Data for the task
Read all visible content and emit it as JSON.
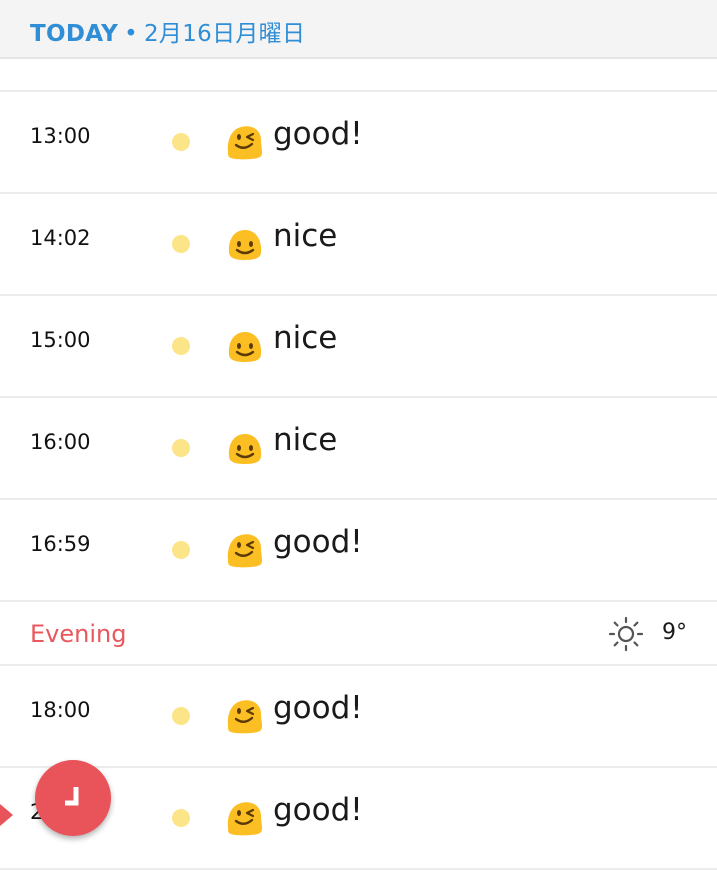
{
  "header": {
    "today_label": "TODAY",
    "separator": "•",
    "date": "2月16日月曜日"
  },
  "colors": {
    "accent_blue": "#2f8ed6",
    "section_red": "#e8585d",
    "fab_red": "#e9545b",
    "mood_dot": "#fbe588",
    "emoji_yellow": "#fbbf24"
  },
  "entries_afternoon": [
    {
      "time": "13:00",
      "mood": "good!",
      "emoji": "winking-face-icon"
    },
    {
      "time": "14:02",
      "mood": "nice",
      "emoji": "smiling-face-icon"
    },
    {
      "time": "15:00",
      "mood": "nice",
      "emoji": "smiling-face-icon"
    },
    {
      "time": "16:00",
      "mood": "nice",
      "emoji": "smiling-face-icon"
    },
    {
      "time": "16:59",
      "mood": "good!",
      "emoji": "winking-face-icon"
    }
  ],
  "evening": {
    "label": "Evening",
    "weather_icon": "sun-icon",
    "temperature": "9°"
  },
  "entries_evening": [
    {
      "time": "18:00",
      "mood": "good!",
      "emoji": "winking-face-icon"
    },
    {
      "time": "2",
      "mood": "good!",
      "emoji": "winking-face-icon"
    }
  ],
  "fab": {
    "icon": "clock-icon"
  }
}
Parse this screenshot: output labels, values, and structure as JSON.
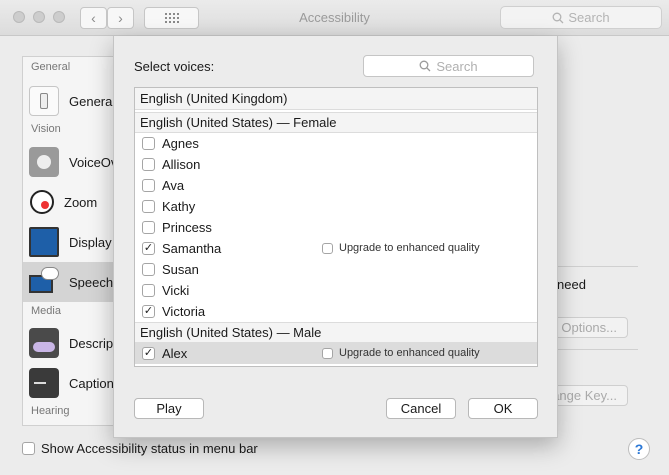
{
  "window": {
    "title": "Accessibility",
    "search_placeholder": "Search"
  },
  "sidebar": {
    "sections": {
      "general": "General",
      "vision": "Vision",
      "media": "Media",
      "hearing": "Hearing"
    },
    "items": [
      {
        "label": "General",
        "icon": "switch-icon"
      },
      {
        "label": "VoiceOver",
        "icon": "voiceover-icon"
      },
      {
        "label": "Zoom",
        "icon": "zoom-icon"
      },
      {
        "label": "Display",
        "icon": "display-icon"
      },
      {
        "label": "Speech",
        "icon": "speech-icon"
      },
      {
        "label": "Descriptions",
        "icon": "descriptions-icon"
      },
      {
        "label": "Captions",
        "icon": "captions-icon"
      }
    ]
  },
  "background": {
    "need_text": "need",
    "options_button": "Options...",
    "change_key_button": "Change Key...",
    "show_status_label": "Show Accessibility status in menu bar",
    "help": "?"
  },
  "sheet": {
    "title": "Select voices:",
    "search_placeholder": "Search",
    "upgrade_label": "Upgrade to enhanced quality",
    "groups": {
      "uk": "English (United Kingdom)",
      "us_female": "English (United States) — Female",
      "us_male": "English (United States) — Male"
    },
    "female_voices": [
      {
        "name": "Agnes",
        "checked": false
      },
      {
        "name": "Allison",
        "checked": false
      },
      {
        "name": "Ava",
        "checked": false
      },
      {
        "name": "Kathy",
        "checked": false
      },
      {
        "name": "Princess",
        "checked": false
      },
      {
        "name": "Samantha",
        "checked": true
      },
      {
        "name": "Susan",
        "checked": false
      },
      {
        "name": "Vicki",
        "checked": false
      },
      {
        "name": "Victoria",
        "checked": true
      }
    ],
    "male_voices": [
      {
        "name": "Alex",
        "checked": true
      }
    ],
    "buttons": {
      "play": "Play",
      "cancel": "Cancel",
      "ok": "OK"
    }
  },
  "icons": {
    "check": "✓"
  }
}
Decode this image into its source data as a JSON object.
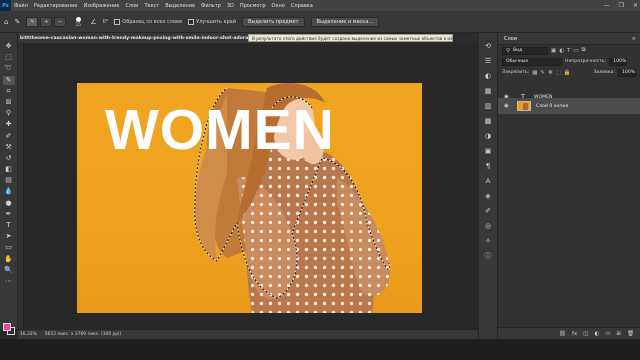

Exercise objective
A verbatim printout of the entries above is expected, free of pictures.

Your solution
Read all visible content and emit it as JSON.
{
  "header": {
    "today_label": "TODAY",
    "separator": "•",
    "date": "2月16日月曜日"
  },
  "colors": {
    "accent_blue": "#2f8ed6",
    "section_red": "#e8585d",
    "fab_red": "#e9545b",
    "mood_dot": "#fbe588",
    "emoji_yellow": "#fbbf24"
  },
  "entries_afternoon": [
    {
      "time": "13:00",
      "mood": "good!",
      "emoji": "winking-face-icon"
    },
    {
      "time": "14:02",
      "mood": "nice",
      "emoji": "smiling-face-icon"
    },
    {
      "time": "15:00",
      "mood": "nice",
      "emoji": "smiling-face-icon"
    },
    {
      "time": "16:00",
      "mood": "nice",
      "emoji": "smiling-face-icon"
    },
    {
      "time": "16:59",
      "mood": "good!",
      "emoji": "winking-face-icon"
    }
  ],
  "evening": {
    "label": "Evening",
    "weather_icon": "sun-icon",
    "temperature": "9°"
  },
  "entries_evening": [
    {
      "time": "18:00",
      "mood": "good!",
      "emoji": "winking-face-icon"
    },
    {
      "time": "2",
      "mood": "good!",
      "emoji": "winking-face-icon"
    }
  ],
  "fab": {
    "icon": "clock-icon"
  }
}
Parse this screenshot: output labels, values, and structure as JSON.
{
  "window": {
    "title": "Accessibility",
    "search_placeholder": "Search"
  },
  "sidebar": {
    "sections": {
      "general": "General",
      "vision": "Vision",
      "media": "Media",
      "hearing": "Hearing"
    },
    "items": [
      {
        "label": "General",
        "icon": "switch-icon"
      },
      {
        "label": "VoiceOver",
        "icon": "voiceover-icon"
      },
      {
        "label": "Zoom",
        "icon": "zoom-icon"
      },
      {
        "label": "Display",
        "icon": "display-icon"
      },
      {
        "label": "Speech",
        "icon": "speech-icon"
      },
      {
        "label": "Descriptions",
        "icon": "descriptions-icon"
      },
      {
        "label": "Captions",
        "icon": "captions-icon"
      }
    ]
  },
  "background": {
    "need_text": "need",
    "options_button": "Options...",
    "change_key_button": "Change Key...",
    "show_status_label": "Show Accessibility status in menu bar",
    "help": "?"
  },
  "sheet": {
    "title": "Select voices:",
    "search_placeholder": "Search",
    "upgrade_label": "Upgrade to enhanced quality",
    "groups": {
      "uk": "English (United Kingdom)",
      "us_female": "English (United States) — Female",
      "us_male": "English (United States) — Male"
    },
    "female_voices": [
      {
        "name": "Agnes",
        "checked": false
      },
      {
        "name": "Allison",
        "checked": false
      },
      {
        "name": "Ava",
        "checked": false
      },
      {
        "name": "Kathy",
        "checked": false
      },
      {
        "name": "Princess",
        "checked": false
      },
      {
        "name": "Samantha",
        "checked": true
      },
      {
        "name": "Susan",
        "checked": false
      },
      {
        "name": "Vicki",
        "checked": false
      },
      {
        "name": "Victoria",
        "checked": true
      }
    ],
    "male_voices": [
      {
        "name": "Alex",
        "checked": true
      }
    ],
    "buttons": {
      "play": "Play",
      "cancel": "Cancel",
      "ok": "OK"
    }
  },
  "icons": {
    "check": "✓"
  }
}
Decode this image into its source data as a JSON object.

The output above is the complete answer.